Key Question: For as often as you personally have talked about “brands” and “branding,” how many books have you read specifically on the subject? Why should members of your management team look to you as a credible expert on branding?
Ad agencies are among the worst abusers of branding nomenclature. They’ve misled many marketers into believing that branding is largely a marketing function — that you can shift and influence people’s perceptions simply through ads. That brands are a function of style, design, copy and colors. That there is essentially no distinction between “branding” and a multi-year, multi-media marketing campaign. In their eyes, they are effectively both the same. (Related story: Read why BofA is making a colossal mistake hiring an ad agency to “define its brand.”)
Reality Check: Everyone can get into a lot of trouble talking about brands and branding if both parties don’t share a common understanding, the same definitions.
When people talk about branding, they are usually referring only to the tactical execution and application of their brand. They might have a 20-page book outlining brand identity standards, but they lack a comprehensive, underlying, enduring strategy spelling out how consumers should perceive the brand. They might be able to tell you how to position the logo within a layout, but they don’t say how the company should be positioned against its competitors.
Bottom Line: Brands are built by what you do, what you say, what you sell, what you believe, how you look, how you act, what you promise and what you deliver. Branding is managing all these variables with deliberate intent to shape people’s perceptions in ways that achieve long-term business objectives. It is — quite literally — the strategic, pan-organizational management of your company’s reputation. All companies have a brand, but the smart ones play a direct, conscious, active role in its creation — way beyond just marketing and advertising.
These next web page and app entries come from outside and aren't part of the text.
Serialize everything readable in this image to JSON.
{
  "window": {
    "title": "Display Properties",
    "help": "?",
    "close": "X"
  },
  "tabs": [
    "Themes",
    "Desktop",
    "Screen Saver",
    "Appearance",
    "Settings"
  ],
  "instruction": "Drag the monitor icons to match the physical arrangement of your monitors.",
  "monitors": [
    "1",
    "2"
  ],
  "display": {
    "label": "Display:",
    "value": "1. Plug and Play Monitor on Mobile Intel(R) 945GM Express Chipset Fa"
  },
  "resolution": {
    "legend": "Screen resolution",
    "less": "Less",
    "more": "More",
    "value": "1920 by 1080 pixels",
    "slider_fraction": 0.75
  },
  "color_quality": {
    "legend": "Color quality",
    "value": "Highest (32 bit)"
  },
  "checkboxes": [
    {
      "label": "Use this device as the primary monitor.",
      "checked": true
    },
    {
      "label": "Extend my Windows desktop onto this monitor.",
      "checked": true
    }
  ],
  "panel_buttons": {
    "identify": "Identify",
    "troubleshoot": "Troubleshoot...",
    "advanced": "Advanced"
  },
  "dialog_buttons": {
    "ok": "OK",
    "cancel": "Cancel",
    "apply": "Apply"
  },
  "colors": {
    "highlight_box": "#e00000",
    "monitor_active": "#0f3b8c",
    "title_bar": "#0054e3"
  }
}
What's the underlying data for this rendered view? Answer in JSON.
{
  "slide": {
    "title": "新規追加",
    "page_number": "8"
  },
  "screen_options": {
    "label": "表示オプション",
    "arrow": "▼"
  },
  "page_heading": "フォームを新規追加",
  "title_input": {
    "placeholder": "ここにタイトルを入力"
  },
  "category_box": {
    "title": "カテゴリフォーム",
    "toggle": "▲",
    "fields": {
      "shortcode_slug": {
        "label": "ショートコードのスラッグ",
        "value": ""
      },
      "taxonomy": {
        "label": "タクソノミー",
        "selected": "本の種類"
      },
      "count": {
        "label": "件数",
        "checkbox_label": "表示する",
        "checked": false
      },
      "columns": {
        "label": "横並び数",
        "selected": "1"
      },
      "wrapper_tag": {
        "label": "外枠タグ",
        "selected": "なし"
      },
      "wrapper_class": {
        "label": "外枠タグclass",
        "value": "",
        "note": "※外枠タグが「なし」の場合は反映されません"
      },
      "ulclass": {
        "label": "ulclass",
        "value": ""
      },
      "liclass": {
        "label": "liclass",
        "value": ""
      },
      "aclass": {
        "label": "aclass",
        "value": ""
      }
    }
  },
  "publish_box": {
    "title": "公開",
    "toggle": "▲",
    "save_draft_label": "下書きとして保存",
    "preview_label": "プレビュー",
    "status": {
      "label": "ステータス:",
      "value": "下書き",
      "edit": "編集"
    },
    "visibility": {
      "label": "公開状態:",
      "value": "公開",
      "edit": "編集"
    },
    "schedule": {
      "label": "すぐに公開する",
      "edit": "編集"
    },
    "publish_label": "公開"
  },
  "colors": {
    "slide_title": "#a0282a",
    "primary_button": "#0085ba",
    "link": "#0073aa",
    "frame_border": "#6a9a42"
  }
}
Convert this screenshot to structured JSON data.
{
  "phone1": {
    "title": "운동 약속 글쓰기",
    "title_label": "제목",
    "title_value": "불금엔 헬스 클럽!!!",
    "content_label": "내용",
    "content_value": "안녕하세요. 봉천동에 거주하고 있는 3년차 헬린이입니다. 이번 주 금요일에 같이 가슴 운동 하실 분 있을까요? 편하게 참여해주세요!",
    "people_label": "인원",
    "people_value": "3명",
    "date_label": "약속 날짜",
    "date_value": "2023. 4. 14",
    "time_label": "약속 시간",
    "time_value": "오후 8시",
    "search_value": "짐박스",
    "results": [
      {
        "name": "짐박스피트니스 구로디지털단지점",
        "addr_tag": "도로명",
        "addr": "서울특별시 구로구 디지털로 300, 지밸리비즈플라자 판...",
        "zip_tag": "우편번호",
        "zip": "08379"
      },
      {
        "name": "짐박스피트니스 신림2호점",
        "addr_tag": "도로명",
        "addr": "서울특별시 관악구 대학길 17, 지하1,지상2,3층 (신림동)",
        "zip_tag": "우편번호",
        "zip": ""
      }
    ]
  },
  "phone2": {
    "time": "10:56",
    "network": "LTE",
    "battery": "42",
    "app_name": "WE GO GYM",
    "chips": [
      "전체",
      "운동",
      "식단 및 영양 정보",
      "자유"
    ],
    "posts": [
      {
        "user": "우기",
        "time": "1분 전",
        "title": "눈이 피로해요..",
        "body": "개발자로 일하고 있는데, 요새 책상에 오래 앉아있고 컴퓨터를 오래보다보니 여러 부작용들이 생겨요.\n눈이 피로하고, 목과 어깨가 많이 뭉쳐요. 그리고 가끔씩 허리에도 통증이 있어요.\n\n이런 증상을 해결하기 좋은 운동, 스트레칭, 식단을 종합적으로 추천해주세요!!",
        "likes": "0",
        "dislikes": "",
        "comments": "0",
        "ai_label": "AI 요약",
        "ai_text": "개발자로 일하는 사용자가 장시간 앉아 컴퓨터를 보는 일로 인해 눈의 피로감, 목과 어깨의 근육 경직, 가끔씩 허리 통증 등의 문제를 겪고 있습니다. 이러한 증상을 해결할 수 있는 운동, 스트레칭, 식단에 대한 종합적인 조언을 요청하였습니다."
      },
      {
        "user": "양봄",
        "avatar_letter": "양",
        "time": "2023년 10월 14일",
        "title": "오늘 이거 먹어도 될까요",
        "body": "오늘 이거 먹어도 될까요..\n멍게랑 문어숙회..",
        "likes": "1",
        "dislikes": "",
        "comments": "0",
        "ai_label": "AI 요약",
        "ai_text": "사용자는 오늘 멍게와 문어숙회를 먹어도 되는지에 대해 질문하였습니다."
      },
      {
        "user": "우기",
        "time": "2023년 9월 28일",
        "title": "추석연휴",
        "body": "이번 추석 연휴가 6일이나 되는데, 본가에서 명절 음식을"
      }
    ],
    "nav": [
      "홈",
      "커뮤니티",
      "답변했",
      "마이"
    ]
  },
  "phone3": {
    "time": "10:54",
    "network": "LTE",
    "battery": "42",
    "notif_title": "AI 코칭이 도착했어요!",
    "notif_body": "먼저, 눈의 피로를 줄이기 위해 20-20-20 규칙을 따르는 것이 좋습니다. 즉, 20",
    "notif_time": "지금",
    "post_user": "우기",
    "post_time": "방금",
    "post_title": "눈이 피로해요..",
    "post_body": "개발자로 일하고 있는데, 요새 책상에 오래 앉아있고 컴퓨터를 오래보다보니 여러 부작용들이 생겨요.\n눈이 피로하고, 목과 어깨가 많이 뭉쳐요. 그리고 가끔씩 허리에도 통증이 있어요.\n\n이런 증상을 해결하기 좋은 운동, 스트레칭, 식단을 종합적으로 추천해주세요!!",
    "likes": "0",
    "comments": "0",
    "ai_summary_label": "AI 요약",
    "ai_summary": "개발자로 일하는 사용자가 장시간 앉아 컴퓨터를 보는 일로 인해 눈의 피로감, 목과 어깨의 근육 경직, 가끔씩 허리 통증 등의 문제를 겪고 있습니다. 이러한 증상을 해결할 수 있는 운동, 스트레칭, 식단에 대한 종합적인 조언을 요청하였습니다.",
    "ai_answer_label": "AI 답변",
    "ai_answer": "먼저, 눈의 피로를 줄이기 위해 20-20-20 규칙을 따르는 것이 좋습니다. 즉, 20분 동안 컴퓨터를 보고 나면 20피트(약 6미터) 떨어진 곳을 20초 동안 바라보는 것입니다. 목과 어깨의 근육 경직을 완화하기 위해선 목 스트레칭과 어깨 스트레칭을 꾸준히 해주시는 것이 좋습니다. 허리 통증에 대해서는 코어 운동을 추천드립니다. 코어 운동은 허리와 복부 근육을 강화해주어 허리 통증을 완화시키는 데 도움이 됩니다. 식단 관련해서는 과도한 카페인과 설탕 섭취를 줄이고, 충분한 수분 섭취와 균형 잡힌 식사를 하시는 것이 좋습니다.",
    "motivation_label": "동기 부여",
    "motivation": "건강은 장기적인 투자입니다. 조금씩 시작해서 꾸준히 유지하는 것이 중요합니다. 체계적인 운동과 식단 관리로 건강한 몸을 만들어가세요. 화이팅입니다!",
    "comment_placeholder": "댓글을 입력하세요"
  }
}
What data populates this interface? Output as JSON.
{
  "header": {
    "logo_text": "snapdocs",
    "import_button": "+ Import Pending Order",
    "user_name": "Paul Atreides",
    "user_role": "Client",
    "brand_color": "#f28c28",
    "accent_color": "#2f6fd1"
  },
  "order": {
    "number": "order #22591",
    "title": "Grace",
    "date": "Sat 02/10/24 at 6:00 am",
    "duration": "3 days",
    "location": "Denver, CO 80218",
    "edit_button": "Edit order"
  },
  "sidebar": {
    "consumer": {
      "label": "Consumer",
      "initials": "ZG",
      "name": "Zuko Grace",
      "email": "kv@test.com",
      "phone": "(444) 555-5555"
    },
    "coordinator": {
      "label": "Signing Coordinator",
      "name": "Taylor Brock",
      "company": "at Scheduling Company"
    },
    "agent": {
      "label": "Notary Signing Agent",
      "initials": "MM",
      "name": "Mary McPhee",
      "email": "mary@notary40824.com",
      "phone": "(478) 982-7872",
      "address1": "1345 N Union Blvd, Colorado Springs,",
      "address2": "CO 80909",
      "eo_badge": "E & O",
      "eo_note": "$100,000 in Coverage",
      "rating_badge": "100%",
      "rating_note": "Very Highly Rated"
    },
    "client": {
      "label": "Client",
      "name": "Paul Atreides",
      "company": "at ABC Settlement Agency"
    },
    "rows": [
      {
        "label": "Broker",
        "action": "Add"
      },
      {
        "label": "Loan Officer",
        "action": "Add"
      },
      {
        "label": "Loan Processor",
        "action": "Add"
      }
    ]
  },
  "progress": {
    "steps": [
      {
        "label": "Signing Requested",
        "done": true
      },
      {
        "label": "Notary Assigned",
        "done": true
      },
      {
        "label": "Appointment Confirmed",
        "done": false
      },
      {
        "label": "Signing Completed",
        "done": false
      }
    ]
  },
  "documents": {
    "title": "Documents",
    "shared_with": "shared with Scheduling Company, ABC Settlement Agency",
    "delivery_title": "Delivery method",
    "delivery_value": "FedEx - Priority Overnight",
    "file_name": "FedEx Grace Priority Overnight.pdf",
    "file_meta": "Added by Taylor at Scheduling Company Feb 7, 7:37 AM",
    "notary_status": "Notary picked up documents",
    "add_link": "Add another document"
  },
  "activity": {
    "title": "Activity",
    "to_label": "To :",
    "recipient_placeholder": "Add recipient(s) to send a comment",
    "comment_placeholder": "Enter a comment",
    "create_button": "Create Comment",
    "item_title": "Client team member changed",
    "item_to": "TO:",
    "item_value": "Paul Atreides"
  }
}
Read a dozen books on the subject of branding or talk to marketing professors from any college around the country. Not only will you probably be the smartest person you know about the subject of branding, you’d also find a very narrow and consistent set of definitions. Among academics and true practitioners of branding, there is widespread agreement: Your brand is what people think actually think about you, and branding is how you want people to think about you.